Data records
▬▬▬▬▬▬▬▬▬▬
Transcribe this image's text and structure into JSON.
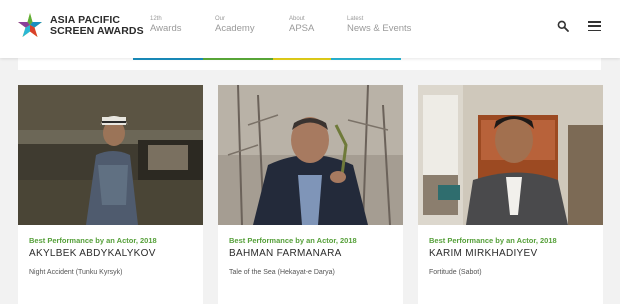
{
  "logo": {
    "line1": "ASIA PACIFIC",
    "line2": "SCREEN AWARDS"
  },
  "nav": [
    {
      "small": "12th",
      "label": "Awards"
    },
    {
      "small": "Our",
      "label": "Academy"
    },
    {
      "small": "About",
      "label": "APSA"
    },
    {
      "small": "Latest",
      "label": "News & Events"
    }
  ],
  "icons": {
    "search": "search-icon",
    "menu": "hamburger-menu-icon"
  },
  "colors": {
    "strip": [
      "#1a8fc0",
      "#5cae3a",
      "#e6d31a",
      "#2ab7d6"
    ],
    "category": "#56a03a"
  },
  "cards": [
    {
      "category": "Best Performance by an Actor, 2018",
      "name": "AKYLBEK ABDYKALYKOV",
      "film": "Night Accident (Tunku Kyrsyk)"
    },
    {
      "category": "Best Performance by an Actor, 2018",
      "name": "BAHMAN FARMANARA",
      "film": "Tale of the Sea (Hekayat-e Darya)"
    },
    {
      "category": "Best Performance by an Actor, 2018",
      "name": "KARIM MIRKHADIYEV",
      "film": "Fortitude (Sabot)"
    }
  ]
}
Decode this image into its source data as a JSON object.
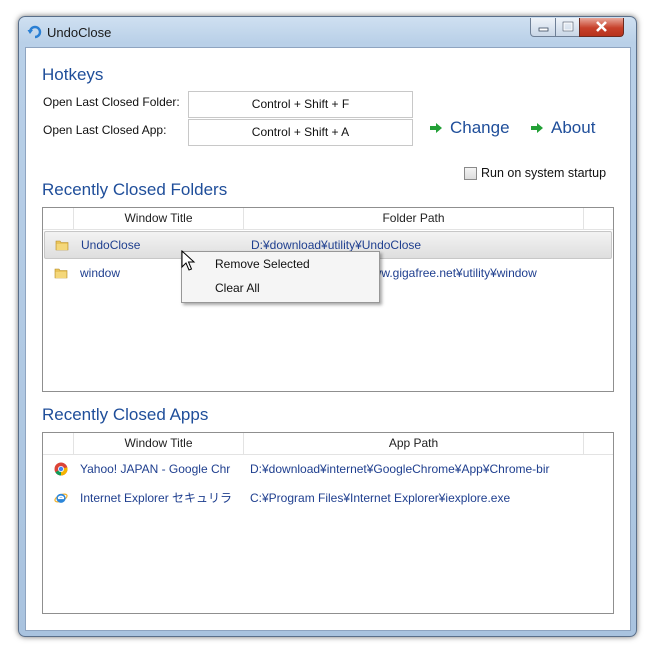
{
  "window": {
    "title": "UndoClose"
  },
  "hotkeys": {
    "heading": "Hotkeys",
    "folder_label": "Open Last Closed Folder:",
    "folder_value": "Control + Shift + F",
    "app_label": "Open Last Closed App:",
    "app_value": "Control + Shift + A",
    "change_label": "Change",
    "about_label": "About",
    "startup_label": "Run on system startup",
    "startup_checked": false
  },
  "folders": {
    "heading": "Recently Closed Folders",
    "columns": [
      "Window Title",
      "Folder Path"
    ],
    "rows": [
      {
        "title": "UndoClose",
        "path": "D:¥download¥utility¥UndoClose",
        "icon": "folder-icon"
      },
      {
        "title": "window",
        "path": "www.gigafree.net¥utility¥window",
        "icon": "folder-icon"
      }
    ]
  },
  "apps": {
    "heading": "Recently Closed Apps",
    "columns": [
      "Window Title",
      "App Path"
    ],
    "rows": [
      {
        "title": "Yahoo! JAPAN - Google Chr",
        "path": "D:¥download¥internet¥GoogleChrome¥App¥Chrome-bir",
        "icon": "chrome-icon"
      },
      {
        "title": "Internet Explorer セキュリラ",
        "path": "C:¥Program Files¥Internet Explorer¥iexplore.exe",
        "icon": "ie-icon"
      }
    ]
  },
  "context_menu": {
    "items": [
      "Remove Selected",
      "Clear All"
    ]
  },
  "colors": {
    "accent": "#1f4e9a",
    "link": "#1f3f8f",
    "arrow": "#22a036"
  }
}
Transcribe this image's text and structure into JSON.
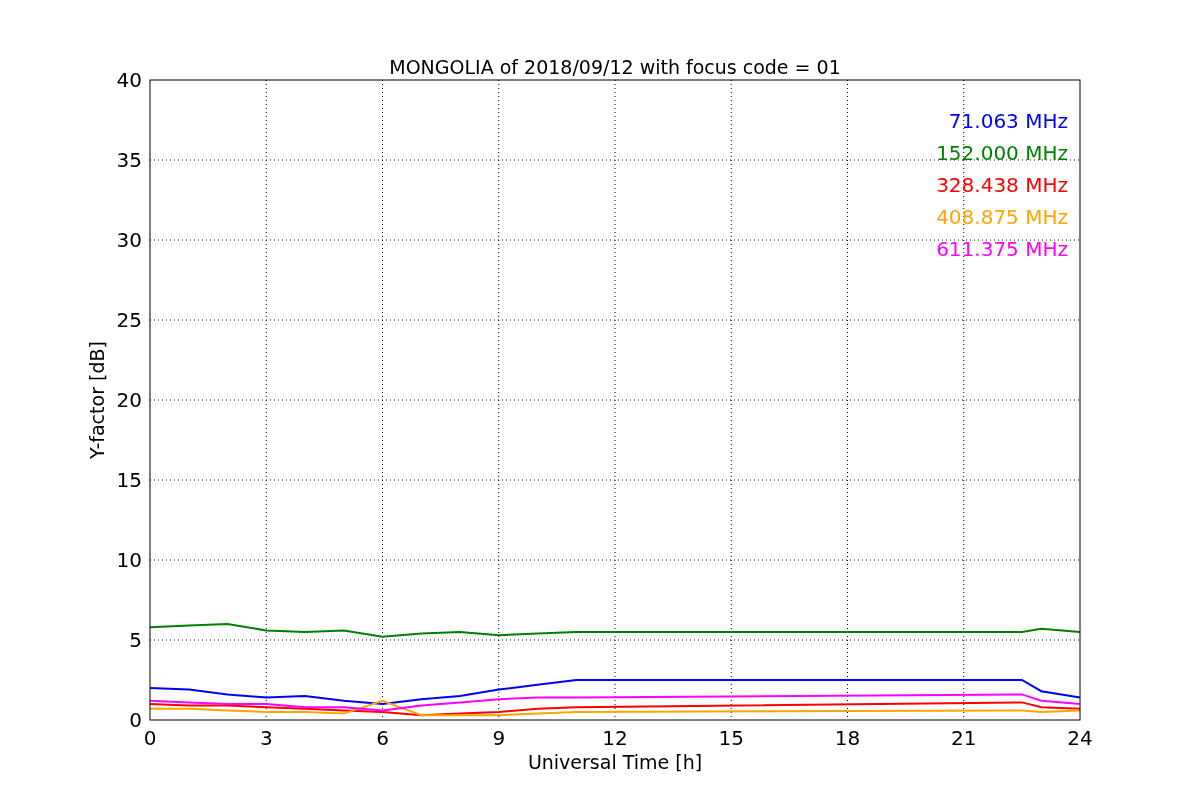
{
  "chart_data": {
    "type": "line",
    "title": "MONGOLIA of 2018/09/12 with focus code = 01",
    "xlabel": "Universal Time [h]",
    "ylabel": "Y-factor [dB]",
    "x": [
      0,
      1,
      2,
      3,
      4,
      5,
      6,
      7,
      8,
      9,
      10,
      11,
      22.5,
      23,
      24
    ],
    "series": [
      {
        "name": "71.063 MHz",
        "color": "#0000ff",
        "values": [
          2.0,
          1.9,
          1.6,
          1.4,
          1.5,
          1.2,
          1.0,
          1.3,
          1.5,
          1.9,
          2.2,
          2.5,
          2.5,
          1.8,
          1.4
        ]
      },
      {
        "name": "152.000 MHz",
        "color": "#008000",
        "values": [
          5.8,
          5.9,
          6.0,
          5.6,
          5.5,
          5.6,
          5.2,
          5.4,
          5.5,
          5.3,
          5.4,
          5.5,
          5.5,
          5.7,
          5.5
        ]
      },
      {
        "name": "328.438 MHz",
        "color": "#ff0000",
        "values": [
          1.0,
          0.9,
          0.9,
          0.8,
          0.7,
          0.6,
          0.5,
          0.3,
          0.4,
          0.5,
          0.7,
          0.8,
          1.1,
          0.8,
          0.7
        ]
      },
      {
        "name": "408.875 MHz",
        "color": "#ffa500",
        "values": [
          0.7,
          0.7,
          0.6,
          0.5,
          0.5,
          0.4,
          1.2,
          0.3,
          0.3,
          0.3,
          0.4,
          0.5,
          0.6,
          0.5,
          0.6
        ]
      },
      {
        "name": "611.375 MHz",
        "color": "#ff00ff",
        "values": [
          1.2,
          1.1,
          1.0,
          1.0,
          0.8,
          0.8,
          0.6,
          0.9,
          1.1,
          1.3,
          1.4,
          1.4,
          1.6,
          1.2,
          1.0
        ]
      }
    ],
    "xlim": [
      0,
      24
    ],
    "ylim": [
      0,
      40
    ],
    "xticks": [
      0,
      3,
      6,
      9,
      12,
      15,
      18,
      21,
      24
    ],
    "yticks": [
      0,
      5,
      10,
      15,
      20,
      25,
      30,
      35,
      40
    ],
    "grid": true
  }
}
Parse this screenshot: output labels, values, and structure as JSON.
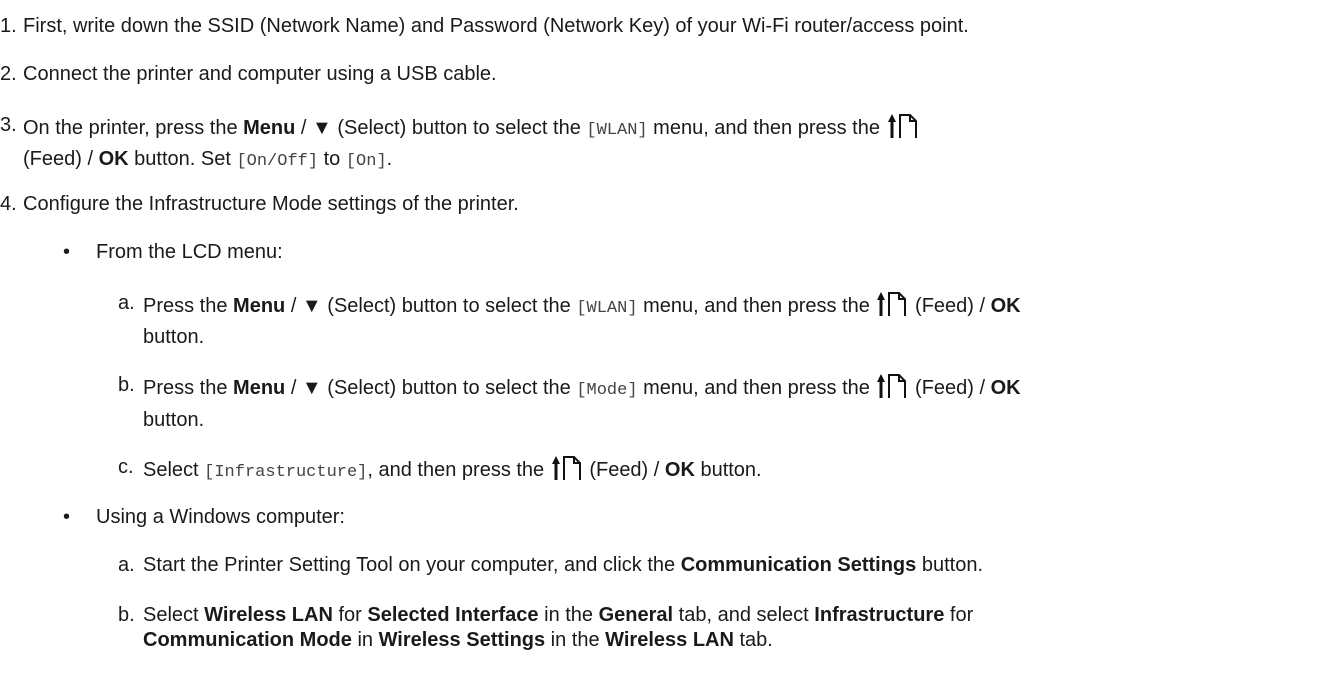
{
  "steps": {
    "s1": {
      "num": "1.",
      "text": "First, write down the SSID (Network Name) and Password (Network Key) of your Wi-Fi router/access point."
    },
    "s2": {
      "num": "2.",
      "text": "Connect the printer and computer using a USB cable."
    },
    "s3": {
      "num": "3.",
      "l1_a": "On the printer, press the ",
      "l1_menu": "Menu",
      "l1_b": " / ▼ (Select) button to select the ",
      "l1_code": "[WLAN]",
      "l1_c": " menu, and then press the",
      "l2_a": "(Feed) / ",
      "l2_ok": "OK",
      "l2_b": " button. Set ",
      "l2_code1": "[On/Off]",
      "l2_c": " to ",
      "l2_code2": "[On]",
      "l2_d": "."
    },
    "s4": {
      "num": "4.",
      "text": "Configure the Infrastructure Mode settings of the printer.",
      "bullet1": {
        "mark": "•",
        "text": "From the LCD menu:",
        "a": {
          "letter": "a.",
          "t1": "Press the ",
          "menu": "Menu",
          "t2": " / ▼ (Select) button to select the ",
          "code": "[WLAN]",
          "t3": " menu, and then press the",
          "t4": "(Feed) / ",
          "ok": "OK",
          "cont": "button."
        },
        "b": {
          "letter": "b.",
          "t1": "Press the ",
          "menu": "Menu",
          "t2": " / ▼ (Select) button to select the ",
          "code": "[Mode]",
          "t3": " menu, and then press the",
          "t4": "(Feed) / ",
          "ok": "OK",
          "cont": "button."
        },
        "c": {
          "letter": "c.",
          "t1": "Select ",
          "code": "[Infrastructure]",
          "t2": ", and then press the",
          "t3": "(Feed) / ",
          "ok": "OK",
          "t4": " button."
        }
      },
      "bullet2": {
        "mark": "•",
        "text": "Using a Windows computer:",
        "a": {
          "letter": "a.",
          "t1": "Start the Printer Setting Tool on your computer, and click the ",
          "b1": "Communication Settings",
          "t2": " button."
        },
        "b": {
          "letter": "b.",
          "t1": "Select ",
          "b1": "Wireless LAN",
          "t2": " for ",
          "b2": "Selected Interface",
          "t3": " in the ",
          "b3": "General",
          "t4": " tab, and select ",
          "b4": "Infrastructure",
          "t5": " for",
          "b5": "Communication Mode",
          "t6": " in ",
          "b6": "Wireless Settings",
          "t7": " in the ",
          "b7": "Wireless LAN",
          "t8": " tab."
        }
      }
    }
  },
  "icons": {
    "feed": "feed-arrow-paper-icon"
  }
}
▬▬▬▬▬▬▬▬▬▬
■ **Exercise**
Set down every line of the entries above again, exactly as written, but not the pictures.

■ **Task solution**
Transcribe this image's text and structure into JSON.
{
  "logo": {
    "line1": "ASIA PACIFIC",
    "line2": "SCREEN AWARDS"
  },
  "nav": [
    {
      "small": "12th",
      "label": "Awards"
    },
    {
      "small": "Our",
      "label": "Academy"
    },
    {
      "small": "About",
      "label": "APSA"
    },
    {
      "small": "Latest",
      "label": "News & Events"
    }
  ],
  "icons": {
    "search": "search-icon",
    "menu": "hamburger-menu-icon"
  },
  "colors": {
    "strip": [
      "#1a8fc0",
      "#5cae3a",
      "#e6d31a",
      "#2ab7d6"
    ],
    "category": "#56a03a"
  },
  "cards": [
    {
      "category": "Best Performance by an Actor, 2018",
      "name": "AKYLBEK ABDYKALYKOV",
      "film": "Night Accident (Tunku Kyrsyk)"
    },
    {
      "category": "Best Performance by an Actor, 2018",
      "name": "BAHMAN FARMANARA",
      "film": "Tale of the Sea (Hekayat-e Darya)"
    },
    {
      "category": "Best Performance by an Actor, 2018",
      "name": "KARIM MIRKHADIYEV",
      "film": "Fortitude (Sabot)"
    }
  ]
}
Decode this image into its source data as a JSON object.
{
  "window": {
    "title": "UndoClose"
  },
  "hotkeys": {
    "heading": "Hotkeys",
    "folder_label": "Open Last Closed Folder:",
    "folder_value": "Control + Shift + F",
    "app_label": "Open Last Closed App:",
    "app_value": "Control + Shift + A",
    "change_label": "Change",
    "about_label": "About",
    "startup_label": "Run on system startup",
    "startup_checked": false
  },
  "folders": {
    "heading": "Recently Closed Folders",
    "columns": [
      "Window Title",
      "Folder Path"
    ],
    "rows": [
      {
        "title": "UndoClose",
        "path": "D:¥download¥utility¥UndoClose",
        "icon": "folder-icon"
      },
      {
        "title": "window",
        "path": "www.gigafree.net¥utility¥window",
        "icon": "folder-icon"
      }
    ]
  },
  "apps": {
    "heading": "Recently Closed Apps",
    "columns": [
      "Window Title",
      "App Path"
    ],
    "rows": [
      {
        "title": "Yahoo! JAPAN - Google Chr",
        "path": "D:¥download¥internet¥GoogleChrome¥App¥Chrome-bir",
        "icon": "chrome-icon"
      },
      {
        "title": "Internet Explorer セキュリラ",
        "path": "C:¥Program Files¥Internet Explorer¥iexplore.exe",
        "icon": "ie-icon"
      }
    ]
  },
  "context_menu": {
    "items": [
      "Remove Selected",
      "Clear All"
    ]
  },
  "colors": {
    "accent": "#1f4e9a",
    "link": "#1f3f8f",
    "arrow": "#22a036"
  }
}
Transcribe this image's text and structure into JSON.
{
  "chart_data": {
    "type": "line",
    "title": "MONGOLIA of 2018/09/12 with focus code = 01",
    "xlabel": "Universal Time [h]",
    "ylabel": "Y-factor [dB]",
    "x": [
      0,
      1,
      2,
      3,
      4,
      5,
      6,
      7,
      8,
      9,
      10,
      11,
      22.5,
      23,
      24
    ],
    "series": [
      {
        "name": "71.063 MHz",
        "color": "#0000ff",
        "values": [
          2.0,
          1.9,
          1.6,
          1.4,
          1.5,
          1.2,
          1.0,
          1.3,
          1.5,
          1.9,
          2.2,
          2.5,
          2.5,
          1.8,
          1.4
        ]
      },
      {
        "name": "152.000 MHz",
        "color": "#008000",
        "values": [
          5.8,
          5.9,
          6.0,
          5.6,
          5.5,
          5.6,
          5.2,
          5.4,
          5.5,
          5.3,
          5.4,
          5.5,
          5.5,
          5.7,
          5.5
        ]
      },
      {
        "name": "328.438 MHz",
        "color": "#ff0000",
        "values": [
          1.0,
          0.9,
          0.9,
          0.8,
          0.7,
          0.6,
          0.5,
          0.3,
          0.4,
          0.5,
          0.7,
          0.8,
          1.1,
          0.8,
          0.7
        ]
      },
      {
        "name": "408.875 MHz",
        "color": "#ffa500",
        "values": [
          0.7,
          0.7,
          0.6,
          0.5,
          0.5,
          0.4,
          1.2,
          0.3,
          0.3,
          0.3,
          0.4,
          0.5,
          0.6,
          0.5,
          0.6
        ]
      },
      {
        "name": "611.375 MHz",
        "color": "#ff00ff",
        "values": [
          1.2,
          1.1,
          1.0,
          1.0,
          0.8,
          0.8,
          0.6,
          0.9,
          1.1,
          1.3,
          1.4,
          1.4,
          1.6,
          1.2,
          1.0
        ]
      }
    ],
    "xlim": [
      0,
      24
    ],
    "ylim": [
      0,
      40
    ],
    "xticks": [
      0,
      3,
      6,
      9,
      12,
      15,
      18,
      21,
      24
    ],
    "yticks": [
      0,
      5,
      10,
      15,
      20,
      25,
      30,
      35,
      40
    ],
    "grid": true
  }
}
Parse this screenshot: output labels, values, and structure as JSON.
{
  "steps": {
    "s1": {
      "num": "1.",
      "text": "First, write down the SSID (Network Name) and Password (Network Key) of your Wi-Fi router/access point."
    },
    "s2": {
      "num": "2.",
      "text": "Connect the printer and computer using a USB cable."
    },
    "s3": {
      "num": "3.",
      "l1_a": "On the printer, press the ",
      "l1_menu": "Menu",
      "l1_b": " / ▼ (Select) button to select the ",
      "l1_code": "[WLAN]",
      "l1_c": " menu, and then press the",
      "l2_a": "(Feed) / ",
      "l2_ok": "OK",
      "l2_b": " button. Set ",
      "l2_code1": "[On/Off]",
      "l2_c": " to ",
      "l2_code2": "[On]",
      "l2_d": "."
    },
    "s4": {
      "num": "4.",
      "text": "Configure the Infrastructure Mode settings of the printer.",
      "bullet1": {
        "mark": "•",
        "text": "From the LCD menu:",
        "a": {
          "letter": "a.",
          "t1": "Press the ",
          "menu": "Menu",
          "t2": " / ▼ (Select) button to select the ",
          "code": "[WLAN]",
          "t3": " menu, and then press the",
          "t4": "(Feed) / ",
          "ok": "OK",
          "cont": "button."
        },
        "b": {
          "letter": "b.",
          "t1": "Press the ",
          "menu": "Menu",
          "t2": " / ▼ (Select) button to select the ",
          "code": "[Mode]",
          "t3": " menu, and then press the",
          "t4": "(Feed) / ",
          "ok": "OK",
          "cont": "button."
        },
        "c": {
          "letter": "c.",
          "t1": "Select ",
          "code": "[Infrastructure]",
          "t2": ", and then press the",
          "t3": "(Feed) / ",
          "ok": "OK",
          "t4": " button."
        }
      },
      "bullet2": {
        "mark": "•",
        "text": "Using a Windows computer:",
        "a": {
          "letter": "a.",
          "t1": "Start the Printer Setting Tool on your computer, and click the ",
          "b1": "Communication Settings",
          "t2": " button."
        },
        "b": {
          "letter": "b.",
          "t1": "Select ",
          "b1": "Wireless LAN",
          "t2": " for ",
          "b2": "Selected Interface",
          "t3": " in the ",
          "b3": "General",
          "t4": " tab, and select ",
          "b4": "Infrastructure",
          "t5": " for",
          "b5": "Communication Mode",
          "t6": " in ",
          "b6": "Wireless Settings",
          "t7": " in the ",
          "b7": "Wireless LAN",
          "t8": " tab."
        }
      }
    }
  },
  "icons": {
    "feed": "feed-arrow-paper-icon"
  }
}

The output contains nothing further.